Find the word "Check" in the data below and copy each line that holds it.
*** Entries shown Section Begins ***
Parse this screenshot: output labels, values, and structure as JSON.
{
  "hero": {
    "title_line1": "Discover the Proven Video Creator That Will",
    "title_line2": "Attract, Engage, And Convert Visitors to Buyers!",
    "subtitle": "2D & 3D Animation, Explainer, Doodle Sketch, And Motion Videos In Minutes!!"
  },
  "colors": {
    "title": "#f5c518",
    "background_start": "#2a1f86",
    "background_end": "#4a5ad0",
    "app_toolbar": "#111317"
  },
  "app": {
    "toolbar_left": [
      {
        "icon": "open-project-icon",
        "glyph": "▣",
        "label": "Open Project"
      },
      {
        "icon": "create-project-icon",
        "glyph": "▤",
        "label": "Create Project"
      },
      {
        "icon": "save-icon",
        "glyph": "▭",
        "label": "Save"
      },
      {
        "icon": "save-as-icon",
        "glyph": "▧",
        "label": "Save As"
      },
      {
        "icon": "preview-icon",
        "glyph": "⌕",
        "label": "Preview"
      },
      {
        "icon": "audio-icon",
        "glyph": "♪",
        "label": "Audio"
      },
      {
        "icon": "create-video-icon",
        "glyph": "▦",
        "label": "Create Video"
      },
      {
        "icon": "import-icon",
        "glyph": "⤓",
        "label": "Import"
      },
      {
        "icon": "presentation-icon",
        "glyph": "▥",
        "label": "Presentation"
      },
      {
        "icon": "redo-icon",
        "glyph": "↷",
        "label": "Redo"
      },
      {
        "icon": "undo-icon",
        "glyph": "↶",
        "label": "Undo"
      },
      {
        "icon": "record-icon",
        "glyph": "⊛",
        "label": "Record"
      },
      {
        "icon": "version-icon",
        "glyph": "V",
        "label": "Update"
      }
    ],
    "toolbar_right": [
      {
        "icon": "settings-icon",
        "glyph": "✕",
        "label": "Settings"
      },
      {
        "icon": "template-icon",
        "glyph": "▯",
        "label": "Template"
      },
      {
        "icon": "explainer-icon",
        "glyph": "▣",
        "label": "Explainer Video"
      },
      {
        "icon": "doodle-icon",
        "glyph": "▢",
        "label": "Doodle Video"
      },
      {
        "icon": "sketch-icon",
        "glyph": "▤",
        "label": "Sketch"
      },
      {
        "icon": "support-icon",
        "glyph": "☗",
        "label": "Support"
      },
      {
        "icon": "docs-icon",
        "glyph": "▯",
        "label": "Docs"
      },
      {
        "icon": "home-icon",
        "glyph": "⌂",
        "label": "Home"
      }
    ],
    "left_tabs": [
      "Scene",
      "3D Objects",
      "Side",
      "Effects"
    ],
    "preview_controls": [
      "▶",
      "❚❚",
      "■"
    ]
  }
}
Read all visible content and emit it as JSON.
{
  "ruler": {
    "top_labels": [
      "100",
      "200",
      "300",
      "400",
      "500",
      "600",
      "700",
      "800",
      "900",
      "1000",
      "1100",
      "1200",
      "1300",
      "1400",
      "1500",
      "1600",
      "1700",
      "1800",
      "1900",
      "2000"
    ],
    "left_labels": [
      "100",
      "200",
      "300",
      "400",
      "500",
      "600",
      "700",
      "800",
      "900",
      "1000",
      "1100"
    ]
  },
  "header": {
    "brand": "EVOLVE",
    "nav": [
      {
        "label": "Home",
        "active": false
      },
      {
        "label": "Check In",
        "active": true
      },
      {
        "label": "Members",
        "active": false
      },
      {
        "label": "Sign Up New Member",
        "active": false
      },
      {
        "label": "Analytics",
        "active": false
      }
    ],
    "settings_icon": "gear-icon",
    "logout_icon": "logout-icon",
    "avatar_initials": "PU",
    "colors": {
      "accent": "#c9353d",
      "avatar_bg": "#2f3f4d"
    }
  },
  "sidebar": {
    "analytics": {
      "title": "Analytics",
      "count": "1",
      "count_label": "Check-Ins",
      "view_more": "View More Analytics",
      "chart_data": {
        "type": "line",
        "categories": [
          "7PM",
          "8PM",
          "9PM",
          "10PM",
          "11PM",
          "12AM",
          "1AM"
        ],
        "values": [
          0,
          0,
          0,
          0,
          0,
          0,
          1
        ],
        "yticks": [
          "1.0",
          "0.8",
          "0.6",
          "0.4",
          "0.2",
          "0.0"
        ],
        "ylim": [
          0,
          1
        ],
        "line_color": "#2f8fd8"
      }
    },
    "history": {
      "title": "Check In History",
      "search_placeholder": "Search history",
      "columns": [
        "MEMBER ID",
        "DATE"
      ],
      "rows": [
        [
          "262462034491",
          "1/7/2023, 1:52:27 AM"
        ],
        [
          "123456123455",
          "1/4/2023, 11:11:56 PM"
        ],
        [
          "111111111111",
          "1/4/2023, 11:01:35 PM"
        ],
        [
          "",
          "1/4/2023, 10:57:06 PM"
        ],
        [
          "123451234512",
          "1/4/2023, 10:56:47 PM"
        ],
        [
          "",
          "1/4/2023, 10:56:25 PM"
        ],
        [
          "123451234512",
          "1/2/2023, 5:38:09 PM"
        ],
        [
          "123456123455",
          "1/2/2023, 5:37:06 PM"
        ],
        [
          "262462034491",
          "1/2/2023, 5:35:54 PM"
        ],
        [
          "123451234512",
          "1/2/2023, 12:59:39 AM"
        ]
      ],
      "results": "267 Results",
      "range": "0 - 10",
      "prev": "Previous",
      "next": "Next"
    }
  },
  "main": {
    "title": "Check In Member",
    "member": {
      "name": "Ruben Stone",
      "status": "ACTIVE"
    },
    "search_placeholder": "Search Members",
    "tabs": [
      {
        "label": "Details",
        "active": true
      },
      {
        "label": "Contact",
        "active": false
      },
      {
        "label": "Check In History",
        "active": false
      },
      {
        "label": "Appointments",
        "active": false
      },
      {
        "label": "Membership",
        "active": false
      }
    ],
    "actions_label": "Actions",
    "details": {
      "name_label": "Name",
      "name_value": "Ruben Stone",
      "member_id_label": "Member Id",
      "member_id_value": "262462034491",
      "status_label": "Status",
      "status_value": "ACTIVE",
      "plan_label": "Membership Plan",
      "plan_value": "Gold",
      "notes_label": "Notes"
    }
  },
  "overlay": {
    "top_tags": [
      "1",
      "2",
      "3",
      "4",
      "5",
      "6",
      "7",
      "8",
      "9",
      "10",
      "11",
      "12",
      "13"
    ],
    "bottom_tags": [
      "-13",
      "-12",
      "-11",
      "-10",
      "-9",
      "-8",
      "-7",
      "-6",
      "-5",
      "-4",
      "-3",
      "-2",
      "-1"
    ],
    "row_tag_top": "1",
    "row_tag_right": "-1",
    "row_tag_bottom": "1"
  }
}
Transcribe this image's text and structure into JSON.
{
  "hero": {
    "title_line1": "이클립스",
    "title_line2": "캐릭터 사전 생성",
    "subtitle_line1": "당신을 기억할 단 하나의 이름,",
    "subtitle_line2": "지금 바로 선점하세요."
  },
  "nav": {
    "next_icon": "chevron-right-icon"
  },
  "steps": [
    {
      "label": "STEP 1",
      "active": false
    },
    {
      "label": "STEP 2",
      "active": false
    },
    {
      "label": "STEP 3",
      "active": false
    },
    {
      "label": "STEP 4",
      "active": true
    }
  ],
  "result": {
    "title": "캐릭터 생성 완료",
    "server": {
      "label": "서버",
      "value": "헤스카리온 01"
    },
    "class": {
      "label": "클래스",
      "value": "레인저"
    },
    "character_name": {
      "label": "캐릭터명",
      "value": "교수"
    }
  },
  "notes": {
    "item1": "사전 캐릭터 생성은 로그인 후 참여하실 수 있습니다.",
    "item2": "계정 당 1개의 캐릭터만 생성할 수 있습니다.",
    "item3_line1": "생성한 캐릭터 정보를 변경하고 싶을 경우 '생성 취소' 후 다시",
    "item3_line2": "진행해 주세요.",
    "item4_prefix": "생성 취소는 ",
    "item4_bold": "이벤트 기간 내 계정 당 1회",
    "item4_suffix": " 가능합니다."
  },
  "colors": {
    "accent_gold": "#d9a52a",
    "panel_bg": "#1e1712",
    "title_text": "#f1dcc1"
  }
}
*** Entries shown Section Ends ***
*Exercise answer*:
        "label": "Check In",
      "count_label": "Check-Ins",
      "title": "Check In History",
    "title": "Check In Member",
        "label": "Check In History",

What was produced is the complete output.